● What is required
What lines below contain the word "valg"? Please pull each one out.

*** Opening of Dataset excerpts ***

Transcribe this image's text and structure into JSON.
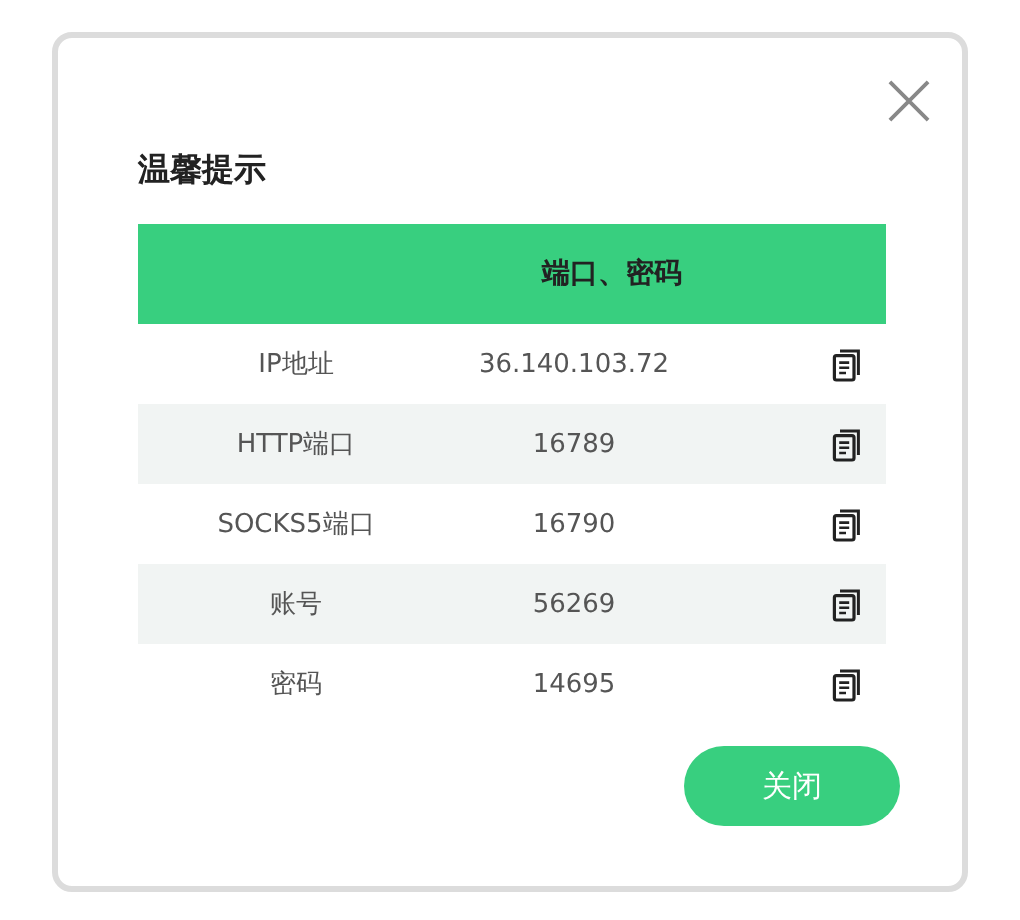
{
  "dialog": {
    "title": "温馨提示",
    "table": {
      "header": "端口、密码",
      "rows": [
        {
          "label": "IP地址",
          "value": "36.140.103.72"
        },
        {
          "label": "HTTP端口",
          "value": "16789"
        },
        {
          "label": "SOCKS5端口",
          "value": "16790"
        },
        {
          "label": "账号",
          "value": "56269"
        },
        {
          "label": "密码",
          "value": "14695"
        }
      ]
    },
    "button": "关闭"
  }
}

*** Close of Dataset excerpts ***
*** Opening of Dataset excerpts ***

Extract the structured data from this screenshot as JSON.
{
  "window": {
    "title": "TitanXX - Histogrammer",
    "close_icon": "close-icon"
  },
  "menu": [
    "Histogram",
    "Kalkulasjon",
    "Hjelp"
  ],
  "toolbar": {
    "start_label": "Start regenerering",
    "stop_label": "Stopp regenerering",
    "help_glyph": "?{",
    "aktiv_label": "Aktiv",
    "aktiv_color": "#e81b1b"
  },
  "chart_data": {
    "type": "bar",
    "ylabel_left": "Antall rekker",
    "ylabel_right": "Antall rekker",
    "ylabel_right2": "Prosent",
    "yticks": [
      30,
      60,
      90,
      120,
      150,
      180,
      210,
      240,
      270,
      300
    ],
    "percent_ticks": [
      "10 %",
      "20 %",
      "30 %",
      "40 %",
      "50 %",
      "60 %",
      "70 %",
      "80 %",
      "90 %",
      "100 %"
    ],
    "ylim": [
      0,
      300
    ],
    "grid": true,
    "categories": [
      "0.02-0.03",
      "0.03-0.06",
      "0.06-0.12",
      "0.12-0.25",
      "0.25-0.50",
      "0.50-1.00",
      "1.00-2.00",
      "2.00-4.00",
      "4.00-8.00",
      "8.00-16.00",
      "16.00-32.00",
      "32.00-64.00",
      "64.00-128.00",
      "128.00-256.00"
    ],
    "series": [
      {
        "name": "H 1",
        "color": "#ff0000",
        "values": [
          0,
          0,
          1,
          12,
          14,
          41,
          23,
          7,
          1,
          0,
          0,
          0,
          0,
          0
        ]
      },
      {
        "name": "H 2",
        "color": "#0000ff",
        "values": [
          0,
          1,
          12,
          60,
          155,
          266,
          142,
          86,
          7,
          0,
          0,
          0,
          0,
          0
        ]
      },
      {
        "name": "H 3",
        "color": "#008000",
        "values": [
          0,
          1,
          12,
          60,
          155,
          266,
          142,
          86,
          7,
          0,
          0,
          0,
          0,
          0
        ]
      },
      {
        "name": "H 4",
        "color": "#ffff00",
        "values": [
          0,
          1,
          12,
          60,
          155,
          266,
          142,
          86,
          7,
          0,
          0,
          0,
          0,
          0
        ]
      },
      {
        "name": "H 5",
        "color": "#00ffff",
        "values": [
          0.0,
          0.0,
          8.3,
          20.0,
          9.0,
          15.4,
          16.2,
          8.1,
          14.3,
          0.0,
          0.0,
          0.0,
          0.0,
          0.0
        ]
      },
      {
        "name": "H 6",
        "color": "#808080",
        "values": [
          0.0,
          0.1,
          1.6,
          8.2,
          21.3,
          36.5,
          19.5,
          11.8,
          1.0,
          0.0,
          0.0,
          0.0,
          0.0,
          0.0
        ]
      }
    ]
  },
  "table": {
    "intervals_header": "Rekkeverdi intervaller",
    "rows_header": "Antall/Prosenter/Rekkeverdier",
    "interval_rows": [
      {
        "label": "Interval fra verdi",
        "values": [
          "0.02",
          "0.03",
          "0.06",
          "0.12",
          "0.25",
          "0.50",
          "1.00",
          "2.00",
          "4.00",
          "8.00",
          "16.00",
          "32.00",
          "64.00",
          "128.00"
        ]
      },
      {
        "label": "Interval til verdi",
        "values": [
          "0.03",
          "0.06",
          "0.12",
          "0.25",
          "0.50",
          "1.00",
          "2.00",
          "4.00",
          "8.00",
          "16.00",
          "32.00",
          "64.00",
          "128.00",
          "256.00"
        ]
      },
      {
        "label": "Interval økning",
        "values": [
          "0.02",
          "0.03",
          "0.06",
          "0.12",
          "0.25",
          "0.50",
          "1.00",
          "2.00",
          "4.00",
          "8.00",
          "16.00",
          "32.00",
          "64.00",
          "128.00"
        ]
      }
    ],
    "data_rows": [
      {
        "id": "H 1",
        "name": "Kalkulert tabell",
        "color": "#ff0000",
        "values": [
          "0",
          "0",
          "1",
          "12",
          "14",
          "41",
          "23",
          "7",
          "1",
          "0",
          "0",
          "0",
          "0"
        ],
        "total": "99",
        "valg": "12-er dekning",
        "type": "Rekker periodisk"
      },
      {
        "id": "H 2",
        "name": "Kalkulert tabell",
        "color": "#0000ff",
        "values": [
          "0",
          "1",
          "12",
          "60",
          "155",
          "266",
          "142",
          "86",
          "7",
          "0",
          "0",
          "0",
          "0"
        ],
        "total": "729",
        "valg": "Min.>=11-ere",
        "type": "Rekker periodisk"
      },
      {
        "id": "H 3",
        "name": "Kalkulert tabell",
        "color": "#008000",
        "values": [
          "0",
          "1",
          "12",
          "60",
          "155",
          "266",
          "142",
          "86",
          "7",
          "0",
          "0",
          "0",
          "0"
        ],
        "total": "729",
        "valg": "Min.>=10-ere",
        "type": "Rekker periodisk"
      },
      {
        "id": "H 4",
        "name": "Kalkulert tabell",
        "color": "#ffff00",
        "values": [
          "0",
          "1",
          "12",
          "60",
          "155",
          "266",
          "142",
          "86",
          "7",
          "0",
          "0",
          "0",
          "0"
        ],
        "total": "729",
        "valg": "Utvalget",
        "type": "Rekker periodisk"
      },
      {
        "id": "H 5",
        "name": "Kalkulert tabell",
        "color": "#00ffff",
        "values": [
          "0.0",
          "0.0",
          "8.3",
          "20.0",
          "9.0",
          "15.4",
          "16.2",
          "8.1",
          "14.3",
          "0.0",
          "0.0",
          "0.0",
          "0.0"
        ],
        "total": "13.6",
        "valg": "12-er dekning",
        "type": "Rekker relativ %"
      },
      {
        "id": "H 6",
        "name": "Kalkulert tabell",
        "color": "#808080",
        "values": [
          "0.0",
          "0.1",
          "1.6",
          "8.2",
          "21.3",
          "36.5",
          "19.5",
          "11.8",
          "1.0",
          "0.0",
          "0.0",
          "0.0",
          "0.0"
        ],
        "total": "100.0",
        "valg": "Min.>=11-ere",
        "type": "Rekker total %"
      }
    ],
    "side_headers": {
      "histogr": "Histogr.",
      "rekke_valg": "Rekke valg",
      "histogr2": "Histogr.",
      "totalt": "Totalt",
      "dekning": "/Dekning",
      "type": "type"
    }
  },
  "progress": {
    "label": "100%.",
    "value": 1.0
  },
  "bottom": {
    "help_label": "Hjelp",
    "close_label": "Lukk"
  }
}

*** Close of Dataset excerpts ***

● Task result
        "valg": "12-er dekning",
        "valg": "Min.>=11-ere",
        "valg": "Min.>=10-ere",
        "valg": "Utvalget",
        "valg": "12-er dekning",
        "valg": "Min.>=11-ere",
      "rekke_valg": "Rekke valg",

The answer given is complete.